Opposition to North Jersey casino expansion gathered in Trenton on Monday to denounce lawmakers’ plans to tear up Atlantic City’s longstanding casino monopoly in the state.
Atlantic City business owners and concerned residents joined politicians such as State Senator Jim Whelan (D-Atlantic) in condemning the New Jersey bill at a public hearing of the Senate Budget and Appropriations Committee yesterday.
Among the bill’s criticisms was a very real fear that the proposal could kill the resort town, which has already lost a quarter of its casinos and with them some 8,000 jobs, over the past two years.
Legislators want to allow the creation of two licenses in northern New Jersey, hoping they will attract hordes of gamblers from the New York metropolitan area, which in turn would bolster the state’s faltering casino industry.
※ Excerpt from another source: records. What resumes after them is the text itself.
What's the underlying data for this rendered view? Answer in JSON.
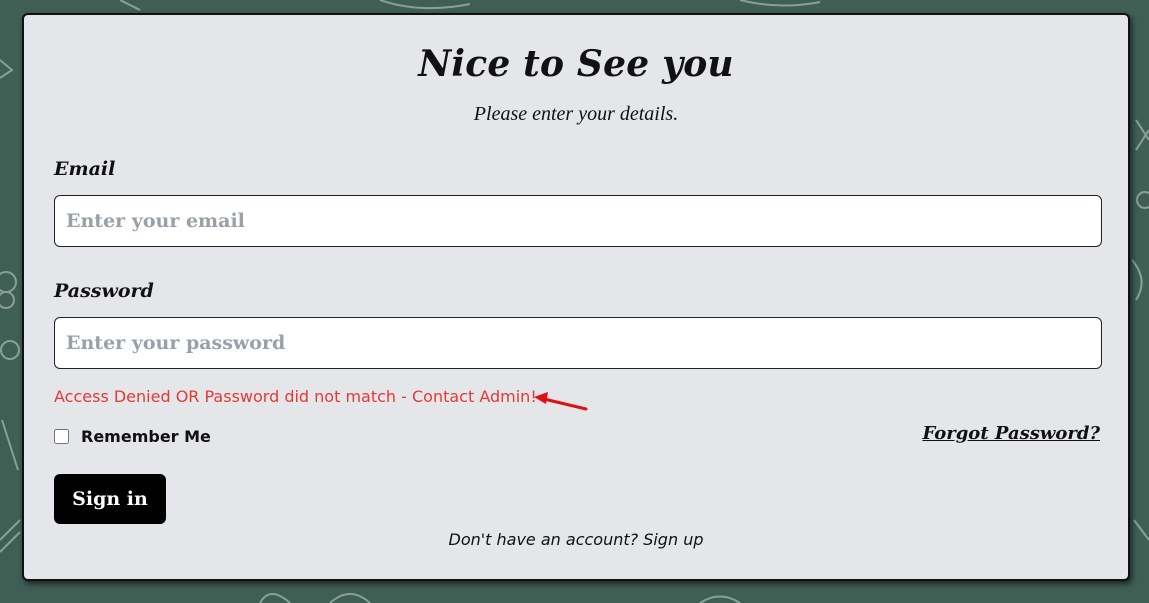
{
  "login": {
    "title": "Nice to See you",
    "subtitle": "Please enter your details.",
    "email_label": "Email",
    "email_placeholder": "Enter your email",
    "email_value": "",
    "password_label": "Password",
    "password_placeholder": "Enter your password",
    "password_value": "",
    "error_message": "Access Denied OR Password did not match - Contact Admin!",
    "remember_label": "Remember Me",
    "remember_checked": false,
    "forgot_link": "Forgot Password?",
    "signin_button": "Sign in",
    "signup_text": "Don't have an account? Sign up"
  },
  "icons": {
    "error_pointer": "red-arrow-icon",
    "background": "chalkboard-doodle-pattern"
  },
  "colors": {
    "background": "#3f5f55",
    "card": "#e5e6ea",
    "error": "#e53935",
    "button": "#000000",
    "arrow": "#e01010"
  }
}
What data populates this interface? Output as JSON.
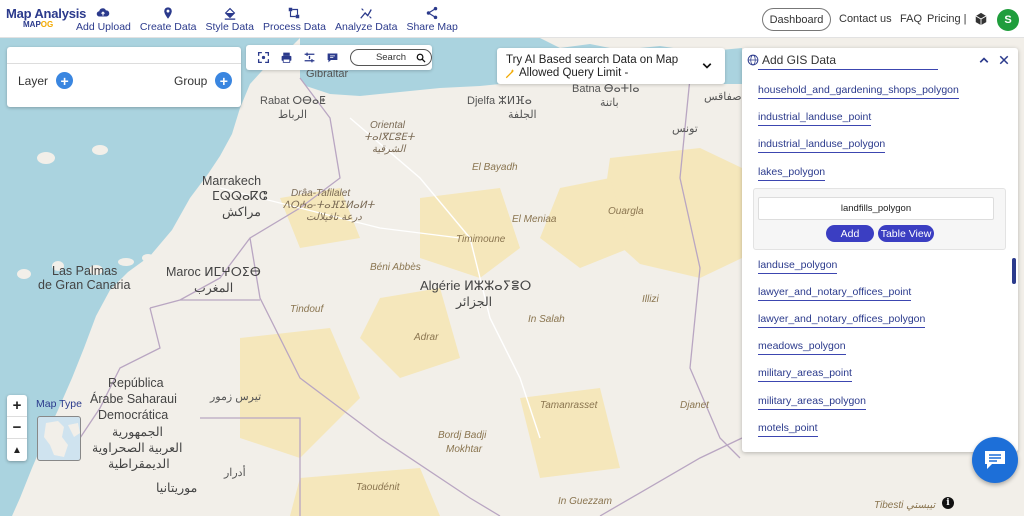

Since this would require an amendment to the state constitution, the matter would go to a public ballot likely to be voted on in November. But the bill would need to be approved by three-fifths of both chambers in order for this to happen.
Should the bill become law, Atlantic City’s current casino licensees would be offered the chance to bid for the North Jersey licenses first. If they prove to be uninterested, the field would then be opened up to operators from outside the state.
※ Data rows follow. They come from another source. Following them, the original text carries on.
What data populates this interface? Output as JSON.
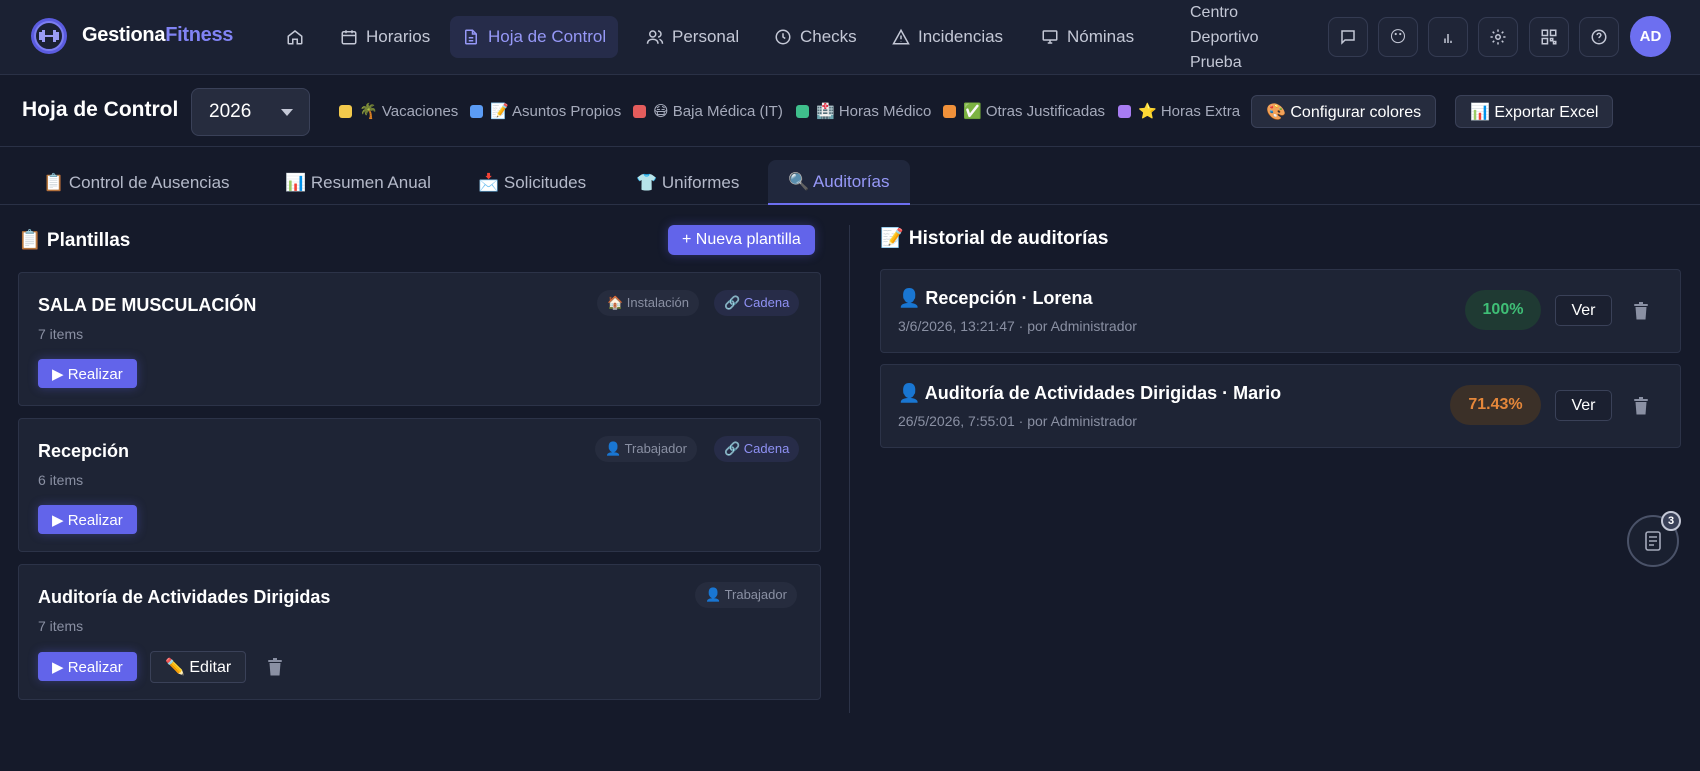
{
  "app": {
    "brand_main": "Gestiona",
    "brand_accent": "Fitness"
  },
  "nav": {
    "items": [
      {
        "label": ""
      },
      {
        "label": "Horarios"
      },
      {
        "label": "Hoja de Control"
      },
      {
        "label": "Personal"
      },
      {
        "label": "Checks"
      },
      {
        "label": "Incidencias"
      },
      {
        "label": "Nóminas"
      }
    ],
    "center_name": "Centro Deportivo Prueba",
    "avatar": "AD"
  },
  "subheader": {
    "title": "Hoja de Control",
    "year": "2026",
    "legend": [
      {
        "label": "🌴 Vacaciones",
        "color": "#f2c94c"
      },
      {
        "label": "📝 Asuntos Propios",
        "color": "#5b9cf5"
      },
      {
        "label": "😷 Baja Médica (IT)",
        "color": "#e45c5c"
      },
      {
        "label": "🏥 Horas Médico",
        "color": "#3fbf8c"
      },
      {
        "label": "✅ Otras Justificadas",
        "color": "#f0913a"
      },
      {
        "label": "⭐ Horas Extra",
        "color": "#a77cf2"
      }
    ],
    "configure_colors": "🎨 Configurar colores",
    "export_excel": "📊 Exportar Excel"
  },
  "tabs": [
    {
      "label": "📋 Control de Ausencias"
    },
    {
      "label": "📊 Resumen Anual"
    },
    {
      "label": "📩 Solicitudes"
    },
    {
      "label": "👕 Uniformes"
    },
    {
      "label": "🔍 Auditorías"
    }
  ],
  "templates": {
    "title": "📋 Plantillas",
    "new_button": "+ Nueva plantilla",
    "perform_label": "▶ Realizar",
    "edit_label": "✏️ Editar",
    "items": [
      {
        "name": "SALA DE MUSCULACIÓN",
        "count": "7 items",
        "type_badge": "🏠 Instalación",
        "chain_badge": "🔗 Cadena"
      },
      {
        "name": "Recepción",
        "count": "6 items",
        "type_badge": "👤 Trabajador",
        "chain_badge": "🔗 Cadena"
      },
      {
        "name": "Auditoría de Actividades Dirigidas",
        "count": "7 items",
        "type_badge": "👤 Trabajador"
      }
    ]
  },
  "history": {
    "title": "📝 Historial de auditorías",
    "view_label": "Ver",
    "items": [
      {
        "title": "👤 Recepción · Lorena",
        "meta": "3/6/2026, 13:21:47 · por Administrador",
        "score": "100%"
      },
      {
        "title": "👤 Auditoría de Actividades Dirigidas · Mario",
        "meta": "26/5/2026, 7:55:01 · por Administrador",
        "score": "71.43%"
      }
    ]
  },
  "floating": {
    "count": "3"
  }
}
Politicians have said Atlantic City will receive up to $200 million in compensation from taxes on the new casinos, but taxation levels have yet to be decided, which alarms many in the resort city.
Joe Kelly, president of Greater Atlantic City Chamber, said that he did not understand how the bill could possibly move forward without these figures.
“We don’t know what kind of revenue will be returned to Atlantic City, we don’t know who it will be returned to or how it will work,” he complained.
He also said he believed the proposal would result in two more casino closures in the city, and the potential loss of 14,000 more jobs.
Senator Whelan warned that the state was playing with fire by expanding into the north and that the area will not be immune from the problem of saturation.
“We’re not going to [see] casinos in north Jersey have a 20-25 year monopoly,” he said. “It will be a matter of years before New York City has casinos in Manhattan or in the Bronx. What Atlantic City is experiencing now, north Jersey will experience at that time.”
Another public hearing is due on March 7 in the Assembly, after which the bill will be voted on in both houses.